Many of you will agree that cycling is one of the best ways to commute—you will be doing a huge favour to yourself and the environment!
Agreed, it is not as fast or comfortable as a car, but the kind of energy you feel after having paddled for a few kilometres, dodging traffic, and sweating out those extra kilos, makes the cycle a complete winner.
In today’s world, where pollution and traffic have taken over almost every city on the planet, cycling to work, school or the grocery store is one of the most substantial solutions that we have at our dispense. BYCS is a global community based in Amsterdam that firmly believes in this mantra and its potential.
“BYCS envisions a world where by 2030, 50% of all trips around the city will be made on a bicycle,” says the team on their website. “We call this global vision 50by30. This ambitious goal demands the brightest ideas and the most determined action. We believe it will lead to fundamentally healthy, happier and more prosperous cities,” they add.
To realise their goal, BYCS appoints “Bicycle Mayors” in various cities in different countries of the world.
The Mayor’s job is to encourage more and more people to give up their motor engines and push the pedals towards a better environment.
Back at home, in Guwahati, Assam a young man was striving for the same goal, albeit on a local scale.
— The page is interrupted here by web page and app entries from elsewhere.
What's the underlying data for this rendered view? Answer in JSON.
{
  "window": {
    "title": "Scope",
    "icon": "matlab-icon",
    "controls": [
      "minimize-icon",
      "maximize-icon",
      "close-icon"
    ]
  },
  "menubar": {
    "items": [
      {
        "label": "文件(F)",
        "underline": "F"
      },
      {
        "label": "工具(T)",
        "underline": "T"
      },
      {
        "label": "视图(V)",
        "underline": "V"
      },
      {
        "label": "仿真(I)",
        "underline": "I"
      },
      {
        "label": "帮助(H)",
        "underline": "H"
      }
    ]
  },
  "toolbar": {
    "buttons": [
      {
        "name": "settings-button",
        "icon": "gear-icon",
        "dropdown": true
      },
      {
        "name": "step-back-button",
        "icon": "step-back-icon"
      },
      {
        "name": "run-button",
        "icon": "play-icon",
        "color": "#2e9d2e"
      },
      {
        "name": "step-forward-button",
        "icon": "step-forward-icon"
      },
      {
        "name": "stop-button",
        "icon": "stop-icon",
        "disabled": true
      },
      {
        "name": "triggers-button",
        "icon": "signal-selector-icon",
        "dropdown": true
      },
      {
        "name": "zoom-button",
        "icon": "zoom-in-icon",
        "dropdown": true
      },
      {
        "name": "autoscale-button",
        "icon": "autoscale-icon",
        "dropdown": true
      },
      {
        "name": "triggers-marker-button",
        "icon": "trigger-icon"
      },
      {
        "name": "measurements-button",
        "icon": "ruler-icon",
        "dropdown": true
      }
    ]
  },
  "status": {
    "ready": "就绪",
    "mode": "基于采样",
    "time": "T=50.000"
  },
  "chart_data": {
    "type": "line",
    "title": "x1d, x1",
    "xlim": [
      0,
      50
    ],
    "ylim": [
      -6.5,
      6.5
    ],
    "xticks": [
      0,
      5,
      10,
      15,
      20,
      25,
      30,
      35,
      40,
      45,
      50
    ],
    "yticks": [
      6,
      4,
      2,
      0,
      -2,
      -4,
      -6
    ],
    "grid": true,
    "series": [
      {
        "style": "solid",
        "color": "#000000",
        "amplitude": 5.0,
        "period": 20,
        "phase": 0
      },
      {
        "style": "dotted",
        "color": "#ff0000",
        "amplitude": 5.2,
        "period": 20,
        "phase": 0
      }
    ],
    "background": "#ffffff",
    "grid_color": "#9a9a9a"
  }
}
Arshel Akhter, a 39-year-old investor, was never a competitive cyclist but saw great potential in this two-wheeled wonder that could benefit not only the cyclist as an individual but the planet as a whole.
“I used to cycle during my school and college days but left it after I started working,” Arshel told The Better India, adding that
“Two years back, I was once again drawn to cycling after I saw a few friends riding them, exploring places, and generally having a great time. I bought an entry level MTB (Mountain Bike) and started cycling to explore nearby places.”
Arshel was determined to share this interest of his with his fellow Guwahati residents. He started following cycling groups on social media, exploring the cycling community in Assam.
Here, Arshel got to meet people from various professions—doctors, advocates, businesspeople, government employees—who came together for the joy of cycling. Eventually, Arshel realised one thing—it was important for more people to start cycling as exercise, as means of commutation or recreation.
“The poor man cycles because he has to, but he aspires to “upgrade” to a motorbike or car,” Arshel told TBI. “And one of the main reasons for that is that cycling is never seen as a good option to get around—even in the media or movies.
How many movies can you name where the ‘cool’ person is cycling? Since it is always about fast cars, that’s what people reach for.”
Arshel decided that he wanted to change the perspective of people towards cycling make them a more sought after option. However, he faced several challenges when he approached people.
“Many said that there were no lanes for cyclists and the people wanted authorities to make lanes before they started cycling,” said Arshel. However, he knew better—in some cases, the authorities act only after they see demand.
“If there are hardly any cyclists, why would the government make lanes? If more and more people take to the pedals, the roads will eventually be altered to suit the needs.”
With this understanding, Arshel started a project called ‘Pedal for a Change,’ a community where he shares stories about cyclists in and from Guwahati who speak about everything related to cycling—from their favourite bicycle, their prices, the best routes, personal anecdotes etc. Regular posts such as these brought the cycling community close and expanded its member-list.
Today the group has over 500 members and are seeing new additions every day.
When Arshel came across BYCS, he knew this was a project worth his time. He approached them and explained the cycling scene in Guwahati. The community was so impressed by Arshel, that it made him the “Bicycle Mayor.”
The position of a Bicycle Mayor entitles Arshel to carry out three main jobs:
1. To promote cycling among young children.
2. To promote cycling as a preferred mode of transportation for people whose work or education centre is within 5 km from home.
3. To help prepare an online repository of cyclists in Guwahati to be maintained by local authorities.
Arshel’s appointment will help him achieve his goal of securing the pedal’s worth in Guwahati by bringing more people in the cycling community.
In fact, Arshel is not alone in India in the effort of promoting cycling as a more substantial, healthy and eco-friendly mode of transportation.
The first Bicycle Mayor in India was Nikita Lalwani from Baroda. This honorary position is valid for two years and will give the mayors a chance to expand the cycling communities in their respective areas.
“I would love to see the people of Guwahati, in particular, and the whole country, in general, to take up cycling as their preferred mode of transportation for short distances, and also hope that people take up cycling as a sport and fitness activity,” says Arshel, adding that “I got to meet a lot of cycling enthusiasts and sportspersons. I must tell you that I have met most awesome people of my life till date through cycling.”
(Edited by Gayatri Mishra)